Bennett gave similar testimony in the Wiley trial last year, suggesting that Wiley's cancer began in the pancreas and that her treating physicians missed it until it spread to her lungs.
Bennett left Mississippi in 1986 after a two-year stay as medical examiner. He was medical examiner in Iowa 13 years, including before and after his Mississippi stint.
Plaintiff lawyer Cynthia Langston of Jackson on Friday said Hammar did a second round of testing that ruled out the possibility of pancreatic cancer.
She said the tests "will show beyond any doubt that this was not a pancreatic cancer."
But Circuit Judge Robert Evans granted a defense motion to exclude the evidence of Hammar's subsequent testing because it was done after an evidentiary deadline. Evans said he might reconsider and allow the testimonial as rebuttal.
Langston said Hammar was delayed because he could not obtain antibodies needed to perform the test.
Although the physicians testifying as defense witnesses are not expected to be unanimous in all their opinions, they are expected to testify that Butler's illness was not caused by environmental tobacco smoke, according to the affadavits submitted to the court.
Tobacco industry lawyers also are expected to offer testimony that a family history of cancer could have contributed to Butler's death.

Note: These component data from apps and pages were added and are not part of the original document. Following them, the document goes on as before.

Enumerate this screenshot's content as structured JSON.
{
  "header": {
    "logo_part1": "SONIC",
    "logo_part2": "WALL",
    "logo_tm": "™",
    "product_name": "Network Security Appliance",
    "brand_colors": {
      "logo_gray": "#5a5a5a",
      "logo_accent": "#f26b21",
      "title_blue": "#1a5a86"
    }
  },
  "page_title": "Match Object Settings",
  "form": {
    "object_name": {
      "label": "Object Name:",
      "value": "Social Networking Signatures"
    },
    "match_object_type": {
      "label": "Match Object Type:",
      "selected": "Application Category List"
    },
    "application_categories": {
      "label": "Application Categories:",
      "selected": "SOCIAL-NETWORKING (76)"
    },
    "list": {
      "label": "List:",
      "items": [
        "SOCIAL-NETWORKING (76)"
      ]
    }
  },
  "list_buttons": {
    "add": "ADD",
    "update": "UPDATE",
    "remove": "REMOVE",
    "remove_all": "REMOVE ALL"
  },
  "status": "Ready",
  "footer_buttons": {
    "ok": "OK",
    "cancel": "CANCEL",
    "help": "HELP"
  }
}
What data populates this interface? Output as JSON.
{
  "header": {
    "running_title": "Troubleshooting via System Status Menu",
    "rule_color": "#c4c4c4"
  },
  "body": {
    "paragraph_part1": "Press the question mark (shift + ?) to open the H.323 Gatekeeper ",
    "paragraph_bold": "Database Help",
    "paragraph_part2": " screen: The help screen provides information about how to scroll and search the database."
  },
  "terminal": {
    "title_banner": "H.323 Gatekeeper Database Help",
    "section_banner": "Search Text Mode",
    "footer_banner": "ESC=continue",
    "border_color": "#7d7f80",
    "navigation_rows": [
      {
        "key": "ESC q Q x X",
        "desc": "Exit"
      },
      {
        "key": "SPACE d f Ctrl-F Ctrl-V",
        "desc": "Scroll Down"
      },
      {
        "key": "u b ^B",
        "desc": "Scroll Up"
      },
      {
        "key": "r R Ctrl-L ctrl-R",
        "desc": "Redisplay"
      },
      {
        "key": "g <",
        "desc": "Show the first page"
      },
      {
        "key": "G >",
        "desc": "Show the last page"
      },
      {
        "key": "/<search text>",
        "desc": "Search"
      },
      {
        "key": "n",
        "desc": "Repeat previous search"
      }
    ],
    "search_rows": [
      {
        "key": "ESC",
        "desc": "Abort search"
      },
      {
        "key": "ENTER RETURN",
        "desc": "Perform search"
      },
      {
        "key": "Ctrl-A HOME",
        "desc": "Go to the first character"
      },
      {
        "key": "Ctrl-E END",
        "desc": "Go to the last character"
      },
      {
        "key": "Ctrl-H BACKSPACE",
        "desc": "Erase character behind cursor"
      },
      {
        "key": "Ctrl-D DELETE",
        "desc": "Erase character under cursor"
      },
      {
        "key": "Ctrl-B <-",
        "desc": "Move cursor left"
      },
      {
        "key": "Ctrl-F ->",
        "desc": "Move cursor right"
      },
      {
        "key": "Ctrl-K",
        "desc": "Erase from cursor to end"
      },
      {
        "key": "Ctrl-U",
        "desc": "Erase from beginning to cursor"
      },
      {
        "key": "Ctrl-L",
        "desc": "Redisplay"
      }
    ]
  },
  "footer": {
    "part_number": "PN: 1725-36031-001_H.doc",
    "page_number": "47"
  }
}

They are expected to question whether exposure to asbestos and other health hazards had an effect.
Meridian oncologist John C. Clay in an affadivit said Butler's father, two sisters and a brother all had cancer.
Attorney Jeffrey Furr of Winston-Salem, N.C., representing R.J. Reynolds Tobacco Co., said at a Friday hearing that the autopsy also showed Butler had five to six times the expected background level of asbestos exposure.
Furr said two of the plaintiff's own medical experts admitted in depositions that cosmetic talc like that used in Butler's barber shop contains asbestos.
Butler's widow, Ava Dean Butler, added talc manufacturers as defendants in the lawsuit in February 1996.
Jackson lawyer Michael Ulmer, who represents RJR, accused plaintiff lawyers of suing talc manufacturers then acquiescing to their dismissal from the suit in an attempt to prevent the defense from raising other causes for the cancer.
Frazer, of Jackson, said the defense has no evidence to support other causes of illness and it's unfair to allow the defense to inject alternative theories.
"We are all going to perish tomorrow in a meteorite - you can't rule that out either, " Frazer said incredulously.
Frazer said Butler "used chewing tobacco from time to time" and that his hobby was woodworking.
Evans rejected a plaintiff's request to bar references to exposure to talc, asbestos, hair spray, woodworking materials, chewing tobacco and bird droppings and references to Butler's diet.
Evans said the defense lawyers "are entitled to cross-examine plaintiff's experts about other causes of cancer in nonsmokers."
Butler gave his attorneys the names of witnesses he wanted to call before he died, Langston said. Among those were a next-door neighbor, friends, other barbers and customers of the barber shop, she said.
Butler's widow and his children are expected to testify.
His daughter, Gloria Butler Baldwin, who is a medical writer for The Clarion-Ledger, is among the witnesses. She will not be involved in the newspaper's coverage of the trial.
Jurors also may see a videotaped deposition Butler gave before he died.
After a 1993 court hearing in Jackson a year before he died, Butler said, "I want to be live to tell my story to the jury. It looks as though if they can delay it long enough, I won't be around."
Friday's hearing was on the five-year anniversary of his death.
This article has been reprinted with the permission of The Clarion Ledger, May 9, 1999.